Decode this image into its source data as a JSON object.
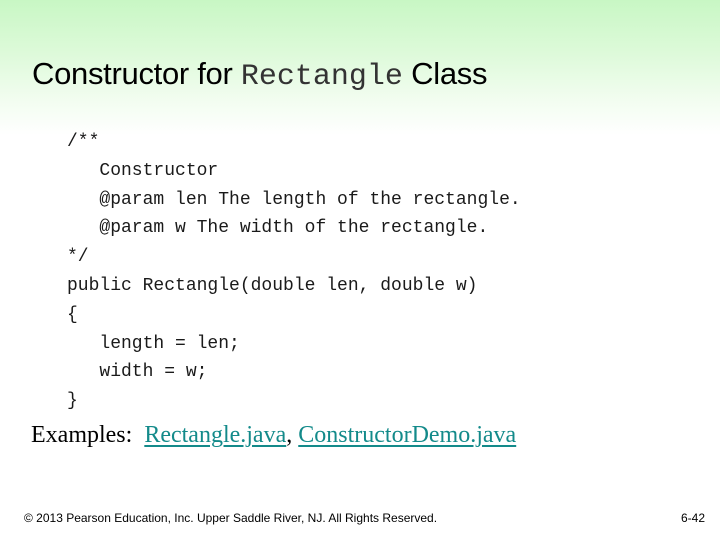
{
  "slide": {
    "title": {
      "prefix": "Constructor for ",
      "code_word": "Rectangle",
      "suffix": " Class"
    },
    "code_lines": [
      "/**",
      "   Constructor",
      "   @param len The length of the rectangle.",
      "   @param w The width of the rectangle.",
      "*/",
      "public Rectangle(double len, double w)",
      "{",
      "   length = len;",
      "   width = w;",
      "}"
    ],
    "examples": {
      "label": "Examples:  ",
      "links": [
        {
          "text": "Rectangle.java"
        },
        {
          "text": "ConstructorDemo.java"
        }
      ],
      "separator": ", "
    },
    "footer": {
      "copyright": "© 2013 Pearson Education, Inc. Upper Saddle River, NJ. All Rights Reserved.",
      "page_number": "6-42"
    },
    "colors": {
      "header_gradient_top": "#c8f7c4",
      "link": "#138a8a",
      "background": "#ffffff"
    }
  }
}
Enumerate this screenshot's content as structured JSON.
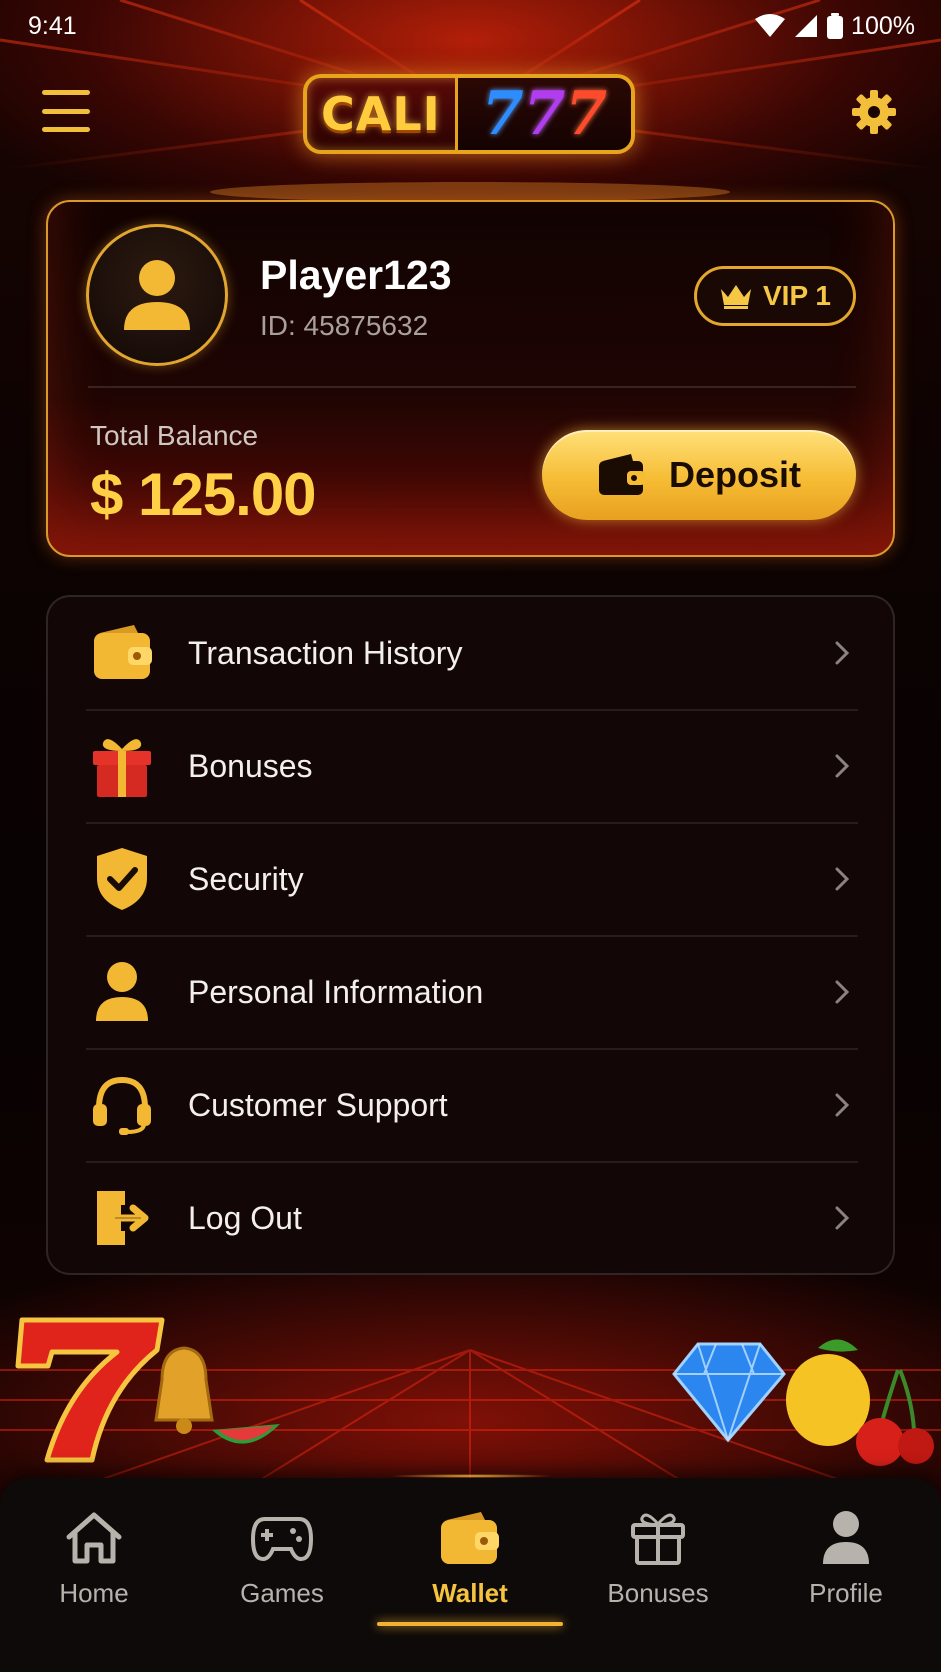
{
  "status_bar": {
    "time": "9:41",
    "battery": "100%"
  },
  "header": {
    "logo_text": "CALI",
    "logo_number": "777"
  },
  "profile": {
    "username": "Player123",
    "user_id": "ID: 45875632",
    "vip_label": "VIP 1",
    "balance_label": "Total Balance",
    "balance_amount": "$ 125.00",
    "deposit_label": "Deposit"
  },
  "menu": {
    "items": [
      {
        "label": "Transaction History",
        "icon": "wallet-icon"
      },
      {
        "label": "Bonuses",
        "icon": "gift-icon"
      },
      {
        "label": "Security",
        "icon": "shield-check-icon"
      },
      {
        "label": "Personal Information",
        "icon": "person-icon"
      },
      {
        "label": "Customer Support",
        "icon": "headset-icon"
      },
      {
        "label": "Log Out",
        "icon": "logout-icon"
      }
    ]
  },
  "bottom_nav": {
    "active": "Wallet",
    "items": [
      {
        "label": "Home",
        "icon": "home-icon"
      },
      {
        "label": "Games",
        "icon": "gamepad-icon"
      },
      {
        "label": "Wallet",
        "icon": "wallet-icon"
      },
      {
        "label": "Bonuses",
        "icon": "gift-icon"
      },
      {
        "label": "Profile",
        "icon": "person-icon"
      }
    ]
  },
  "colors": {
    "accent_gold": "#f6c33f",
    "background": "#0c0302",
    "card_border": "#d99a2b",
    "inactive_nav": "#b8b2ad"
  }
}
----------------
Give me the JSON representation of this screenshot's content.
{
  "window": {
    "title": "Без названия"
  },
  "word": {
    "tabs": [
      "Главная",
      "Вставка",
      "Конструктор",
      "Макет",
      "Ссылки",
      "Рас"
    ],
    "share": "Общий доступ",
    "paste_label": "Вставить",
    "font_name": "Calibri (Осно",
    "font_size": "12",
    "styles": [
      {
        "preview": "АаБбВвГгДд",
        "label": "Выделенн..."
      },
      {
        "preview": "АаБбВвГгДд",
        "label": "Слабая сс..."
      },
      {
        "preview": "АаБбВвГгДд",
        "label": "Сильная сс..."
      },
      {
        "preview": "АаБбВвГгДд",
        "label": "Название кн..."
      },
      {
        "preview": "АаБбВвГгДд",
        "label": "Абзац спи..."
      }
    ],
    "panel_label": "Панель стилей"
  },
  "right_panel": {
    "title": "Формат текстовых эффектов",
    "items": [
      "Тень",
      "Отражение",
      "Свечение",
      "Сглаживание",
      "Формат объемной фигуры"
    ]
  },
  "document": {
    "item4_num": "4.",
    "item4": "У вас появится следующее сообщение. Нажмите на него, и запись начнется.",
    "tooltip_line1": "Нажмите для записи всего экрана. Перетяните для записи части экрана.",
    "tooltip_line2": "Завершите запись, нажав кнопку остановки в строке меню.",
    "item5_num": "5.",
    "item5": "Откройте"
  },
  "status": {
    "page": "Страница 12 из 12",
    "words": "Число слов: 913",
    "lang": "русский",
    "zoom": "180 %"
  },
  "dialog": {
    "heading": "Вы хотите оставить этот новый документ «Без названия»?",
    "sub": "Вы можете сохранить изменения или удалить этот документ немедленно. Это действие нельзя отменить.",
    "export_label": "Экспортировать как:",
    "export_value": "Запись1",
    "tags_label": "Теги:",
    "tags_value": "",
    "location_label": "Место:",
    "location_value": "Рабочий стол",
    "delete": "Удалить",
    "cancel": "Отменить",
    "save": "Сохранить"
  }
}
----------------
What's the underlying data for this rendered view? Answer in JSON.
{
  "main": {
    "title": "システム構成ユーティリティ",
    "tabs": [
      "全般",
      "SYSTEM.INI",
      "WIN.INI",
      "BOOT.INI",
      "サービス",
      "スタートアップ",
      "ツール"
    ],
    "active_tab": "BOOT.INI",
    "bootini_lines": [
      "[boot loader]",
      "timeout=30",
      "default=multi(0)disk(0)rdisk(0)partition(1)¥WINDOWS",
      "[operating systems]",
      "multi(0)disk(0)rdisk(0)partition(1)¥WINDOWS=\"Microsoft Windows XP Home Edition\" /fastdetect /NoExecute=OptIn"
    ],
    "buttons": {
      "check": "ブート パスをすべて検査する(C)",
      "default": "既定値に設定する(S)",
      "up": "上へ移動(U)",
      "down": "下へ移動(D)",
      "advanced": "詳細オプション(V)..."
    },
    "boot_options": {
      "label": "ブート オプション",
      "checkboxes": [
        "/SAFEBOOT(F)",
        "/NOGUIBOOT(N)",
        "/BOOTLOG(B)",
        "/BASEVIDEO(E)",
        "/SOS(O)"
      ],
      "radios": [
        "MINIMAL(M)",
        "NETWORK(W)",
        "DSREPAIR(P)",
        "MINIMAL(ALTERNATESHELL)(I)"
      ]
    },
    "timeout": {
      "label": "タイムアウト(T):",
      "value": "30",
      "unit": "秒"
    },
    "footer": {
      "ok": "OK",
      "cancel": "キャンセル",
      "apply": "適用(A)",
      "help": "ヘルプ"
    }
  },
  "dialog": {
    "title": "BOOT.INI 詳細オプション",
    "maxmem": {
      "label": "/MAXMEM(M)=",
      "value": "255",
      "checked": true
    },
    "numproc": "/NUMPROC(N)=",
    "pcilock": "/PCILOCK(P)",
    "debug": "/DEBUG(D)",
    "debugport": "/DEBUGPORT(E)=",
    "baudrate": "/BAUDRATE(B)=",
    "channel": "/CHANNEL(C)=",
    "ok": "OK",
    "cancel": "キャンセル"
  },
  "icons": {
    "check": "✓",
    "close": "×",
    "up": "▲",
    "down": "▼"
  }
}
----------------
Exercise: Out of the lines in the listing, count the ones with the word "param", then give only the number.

Written answer: 2